Brandon Smith – LB, Penn State

The Nittany Lions’ record producing linebackers is tremendous, and it looks like Smith is next in line.

What immediately catches the eye with this prospect is his tremendous speed – he is said to have rushed 40 yards in 4.38 seconds before his arrival at Penn State – which allows him to be everywhere on the field. The interesting thing is that he complements his speed by finishing the plays strong and punishing the rival.

The biggest questions surrounding his game are about his ability to cover the pass, something that was notorious in 2020, when he won the start with Micah Parsons inactive. However, so far in the 2021 season, he has improved, and is already in position to be taken in the first round of the next draft.

He is a player with tremendous potential who thanks to his athletic ability could play a role similar to Isaiah Simmons on the Cardinals; as a central LB, safety in the box or as a cornerback covering from the slot, something he has already done at the collegiate level.

Other names in position:

Derek Stingley Jr. – CB, LSU

The next shutdown corner LSU graduate. It’s rare the list that doesn’t have him as one of the top three prospects heading into the 2022 NFL Draft.

He is an athlete with the ideal characteristics for the position; long limbs, fluidity in his movements and good speed. All this makes it capable of “mirroring” any receiver on different types of routes at all levels of the field.

Suddenly he has some concentration errors, but nothing that is not correctable. In fact, since his arrival at the Tigers, in his year of freshman had a great production, registering 6 interceptions and 15 passes defended.

He can cut the receiver’s path very naturally and close the passing window of the opposing QB thanks to his instincts and athleticism. He is a prospect who is at his best when covering man to man and has the potential to be a Pro Bowler early in his career.

Other names in position:

  • Andrew Booth Jr., Clemson
  • Kaiir Elam, Florida
  • Ahmad Gardner, Cincinnati
  • Trent McDuffie, Washington

Kyle Hamilton – S, Notre Dame

The third player, along with Thibodeux and Stingley, who fights for the title of “best player of this class.”

He is a prospect with a rare combination to find, as he is quite tall to play safety (1.87 m), with long limbs, but a very outstanding speed, athleticism and fluidity in his movements.

He can line up in various positions and that will make him very attractive to defensive coordinators who can move him everywhere on the field; from being a pure free safety defending the deep zone, to covering in the slot, to being a safety inside the box to stop the race.

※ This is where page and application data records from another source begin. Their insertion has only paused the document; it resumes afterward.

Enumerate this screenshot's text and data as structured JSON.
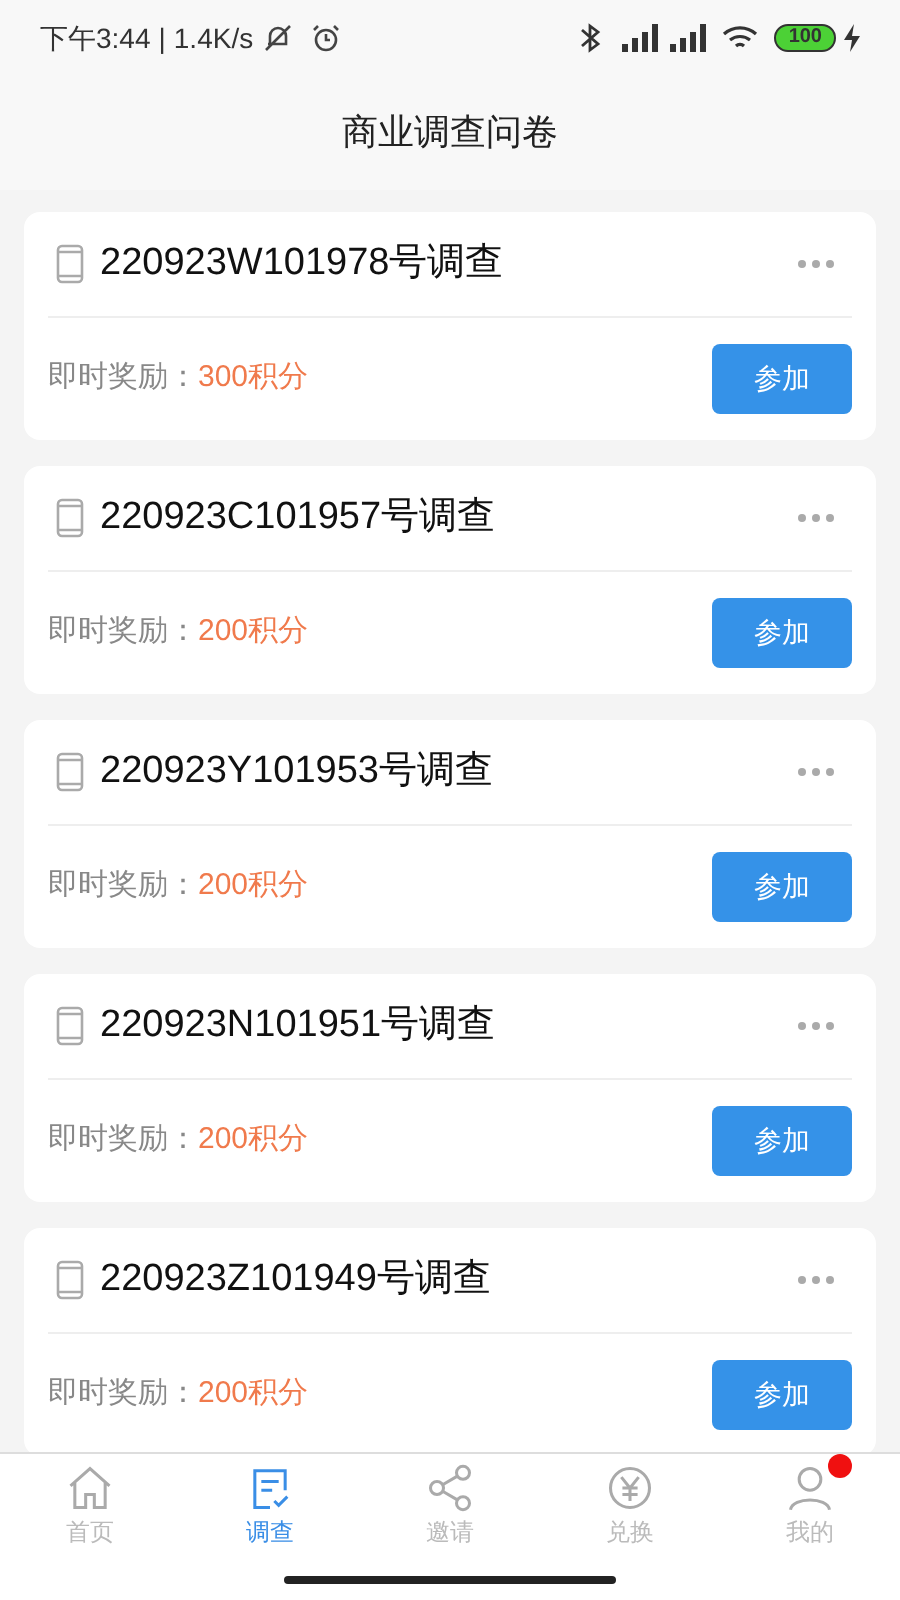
{
  "status_bar": {
    "time": "下午3:44",
    "separator": "|",
    "speed": "1.4K/s",
    "battery": "100"
  },
  "header": {
    "title": "商业调查问卷"
  },
  "surveys": [
    {
      "title": "220923W101978号调查",
      "reward_label": "即时奖励：",
      "reward": "300积分",
      "action": "参加"
    },
    {
      "title": "220923C101957号调查",
      "reward_label": "即时奖励：",
      "reward": "200积分",
      "action": "参加"
    },
    {
      "title": "220923Y101953号调查",
      "reward_label": "即时奖励：",
      "reward": "200积分",
      "action": "参加"
    },
    {
      "title": "220923N101951号调查",
      "reward_label": "即时奖励：",
      "reward": "200积分",
      "action": "参加"
    },
    {
      "title": "220923Z101949号调查",
      "reward_label": "即时奖励：",
      "reward": "200积分",
      "action": "参加"
    }
  ],
  "tab_bar": [
    {
      "label": "首页",
      "kind": "home",
      "selected": false,
      "dot": false
    },
    {
      "label": "调查",
      "kind": "survey",
      "selected": true,
      "dot": false
    },
    {
      "label": "邀请",
      "kind": "share",
      "selected": false,
      "dot": false
    },
    {
      "label": "兑换",
      "kind": "exchange",
      "selected": false,
      "dot": false
    },
    {
      "label": "我的",
      "kind": "profile",
      "selected": false,
      "dot": true
    }
  ]
}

He is a violent tackler who centers his target well and a sure element of cover that can force the opposing quarterback to look away to throw the pass.

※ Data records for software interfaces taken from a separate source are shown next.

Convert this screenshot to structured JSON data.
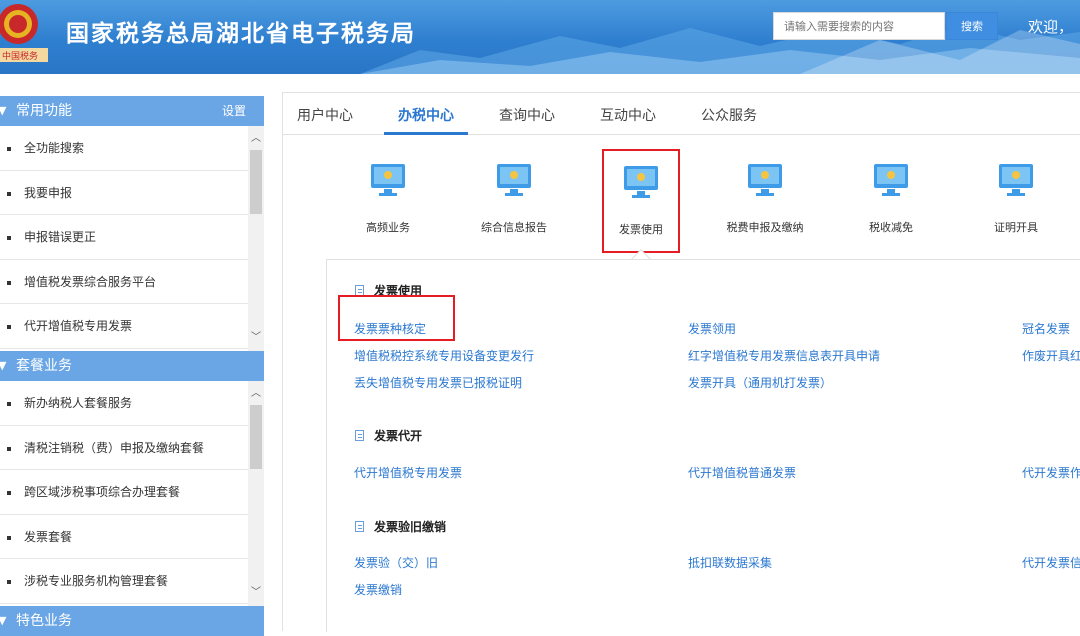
{
  "header": {
    "title": "国家税务总局湖北省电子税务局",
    "search_placeholder": "请输入需要搜索的内容",
    "search_button": "搜索",
    "welcome": "欢迎，"
  },
  "sidebar": {
    "groups": [
      {
        "title": "常用功能",
        "setting": "设置",
        "items": [
          "全功能搜索",
          "我要申报",
          "申报错误更正",
          "增值税发票综合服务平台",
          "代开增值税专用发票"
        ]
      },
      {
        "title": "套餐业务",
        "items": [
          "新办纳税人套餐服务",
          "清税注销税（费）申报及缴纳套餐",
          "跨区域涉税事项综合办理套餐",
          "发票套餐",
          "涉税专业服务机构管理套餐"
        ]
      },
      {
        "title": "特色业务"
      }
    ]
  },
  "tabs": [
    "用户中心",
    "办税中心",
    "查询中心",
    "互动中心",
    "公众服务"
  ],
  "active_tab": "办税中心",
  "categories": [
    "高频业务",
    "综合信息报告",
    "发票使用",
    "税费申报及缴纳",
    "税收减免",
    "证明开具"
  ],
  "selected_category": "发票使用",
  "sections": [
    {
      "title": "发票使用",
      "links": [
        [
          "发票票种核定",
          "发票领用",
          "冠名发票"
        ],
        [
          "增值税税控系统专用设备变更发行",
          "红字增值税专用发票信息表开具申请",
          "作废开具红"
        ],
        [
          "丢失增值税专用发票已报税证明",
          "发票开具（通用机打发票）",
          ""
        ]
      ]
    },
    {
      "title": "发票代开",
      "links": [
        [
          "代开增值税专用发票",
          "代开增值税普通发票",
          "代开发票作"
        ]
      ]
    },
    {
      "title": "发票验旧缴销",
      "links": [
        [
          "发票验（交）旧",
          "抵扣联数据采集",
          "代开发票信"
        ],
        [
          "发票缴销",
          "",
          ""
        ]
      ]
    }
  ],
  "colors": {
    "accent": "#2b78d0",
    "header_blue": "#2f7fd0",
    "highlight_red": "#e51c23",
    "sidebar_head": "#6aa6e6"
  }
}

Other names in position:

  • Jaquan Brisker, Penn State
  • Jalen Catalon, Arkansas

These are the college players you need to meet in mid-November on the way to the 2022 NFL Draft. Which of these did you know or have you seen play? What others could emerge later? We read you in the comments under this article and on our social networks.

We would love to thank the writer of this post for this incredible material

College players you need to know heading to the 2022 Draft